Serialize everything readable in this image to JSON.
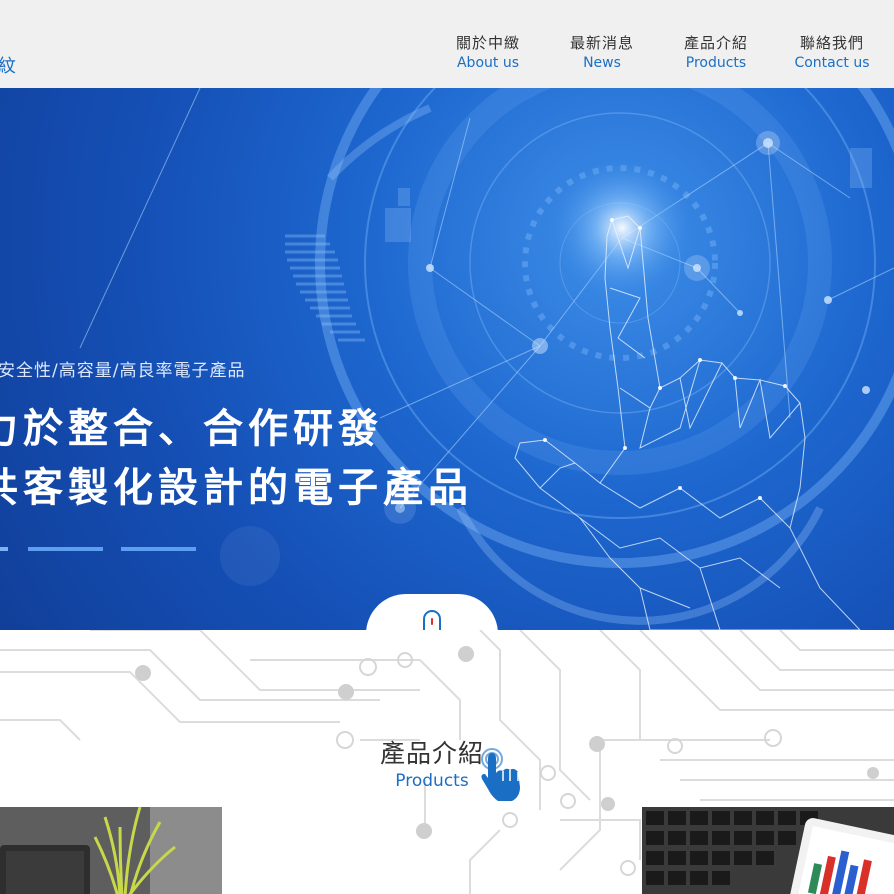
{
  "header": {
    "logo_fragment": "紋",
    "nav": [
      {
        "zh": "關於中緻",
        "en": "About us"
      },
      {
        "zh": "最新消息",
        "en": "News"
      },
      {
        "zh": "產品介紹",
        "en": "Products"
      },
      {
        "zh": "聯絡我們",
        "en": "Contact us"
      }
    ]
  },
  "hero": {
    "subtitle": "安全性/高容量/高良率電子產品",
    "headline_line1": "力於整合、合作研發",
    "headline_line2": "共客製化設計的電子產品",
    "slide_count": 3,
    "active_slide": 1
  },
  "section": {
    "title": "產品介紹",
    "subtitle": "Products"
  },
  "icons": [
    "mouse-scroll-icon",
    "pointing-hand-icon"
  ],
  "colors": {
    "accent_blue": "#1a6fc4",
    "hero_blue": "#1550b6",
    "header_bg": "#f0f0f0"
  }
}
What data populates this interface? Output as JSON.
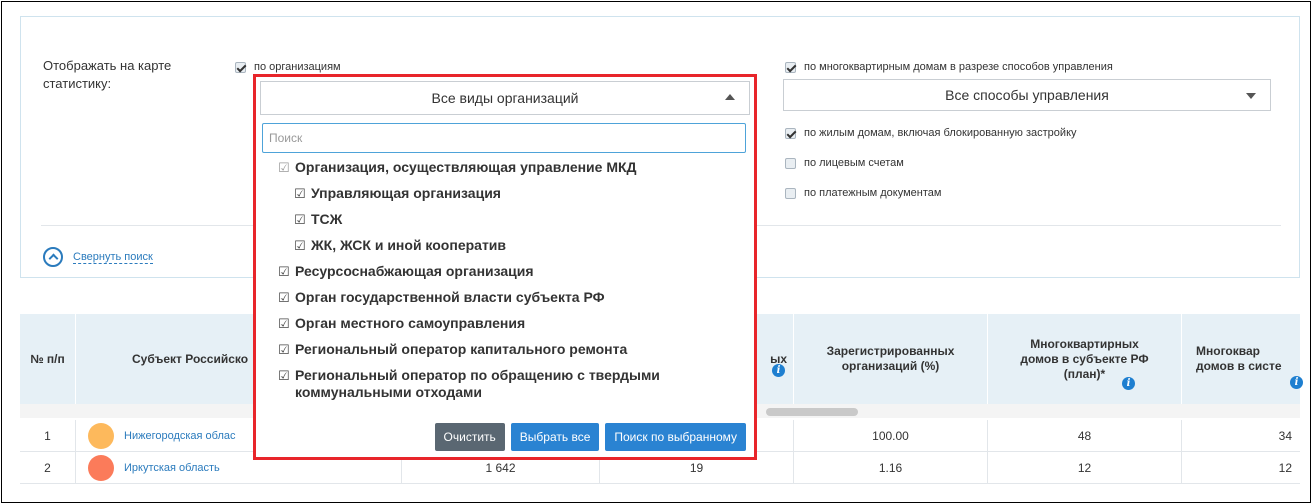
{
  "filters": {
    "label": "Отображать на карте статистику:",
    "by_orgs_label": "по организациям",
    "by_orgs_checked": true,
    "by_mkd_label": "по многоквартирным домам в разрезе способов управления",
    "by_mkd_checked": true,
    "mgmt_select_value": "Все способы управления",
    "by_houses_label": "по жилым домам, включая блокированную застройку",
    "by_houses_checked": true,
    "by_accounts_label": "по лицевым счетам",
    "by_accounts_checked": false,
    "by_payments_label": "по платежным документам",
    "by_payments_checked": false,
    "collapse_label": "Свернуть поиск"
  },
  "dropdown": {
    "select_value": "Все виды организаций",
    "search_placeholder": "Поиск",
    "items": [
      {
        "label": "Организация, осуществляющая управление МКД",
        "level": 1,
        "checked": true,
        "muted": true
      },
      {
        "label": "Управляющая организация",
        "level": 2,
        "checked": true,
        "muted": false
      },
      {
        "label": "ТСЖ",
        "level": 2,
        "checked": true,
        "muted": false
      },
      {
        "label": "ЖК, ЖСК и иной кооператив",
        "level": 2,
        "checked": true,
        "muted": false
      },
      {
        "label": "Ресурсоснабжающая организация",
        "level": 0,
        "checked": true,
        "muted": false
      },
      {
        "label": "Орган государственной власти субъекта РФ",
        "level": 0,
        "checked": true,
        "muted": false
      },
      {
        "label": "Орган местного самоуправления",
        "level": 0,
        "checked": true,
        "muted": false
      },
      {
        "label": "Региональный оператор капитального ремонта",
        "level": 0,
        "checked": true,
        "muted": false
      },
      {
        "label": "Региональный оператор по обращению с твердыми",
        "label2": "коммунальными отходами",
        "level": 0,
        "checked": true,
        "muted": false
      }
    ],
    "btn_clear": "Очистить",
    "btn_select_all": "Выбрать все",
    "btn_search_selected": "Поиск по выбранному"
  },
  "table": {
    "headers": {
      "num": "№ п/п",
      "subject": "Субъект Российско",
      "hidden_partial": "ых",
      "registered_pct": "Зарегистрированных организаций (%)",
      "mkd_plan": "Многоквартирных домов в субъекте РФ (план)*",
      "mkd_system": "Многоквар домов в систе"
    },
    "rows": [
      {
        "num": "1",
        "region": "Нижегородская облас",
        "color": "#fdb95c",
        "c3": "",
        "c4": "",
        "registered_pct": "100.00",
        "mkd_plan": "48",
        "mkd_system": "34"
      },
      {
        "num": "2",
        "region": "Иркутская область",
        "color": "#fb7b5a",
        "c3": "1 642",
        "c4": "19",
        "registered_pct": "1.16",
        "mkd_plan": "12",
        "mkd_system": "12"
      }
    ]
  },
  "colors": {
    "accent": "#2b7bbd",
    "highlight_border": "#e8252a",
    "button_blue": "#2a83d2",
    "button_gray": "#5a6772"
  }
}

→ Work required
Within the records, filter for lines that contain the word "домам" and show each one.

→ Solution below
    "by_mkd_label": "по многоквартирным домам в разрезе способов управления",
    "by_houses_label": "по жилым домам, включая блокированную застройку",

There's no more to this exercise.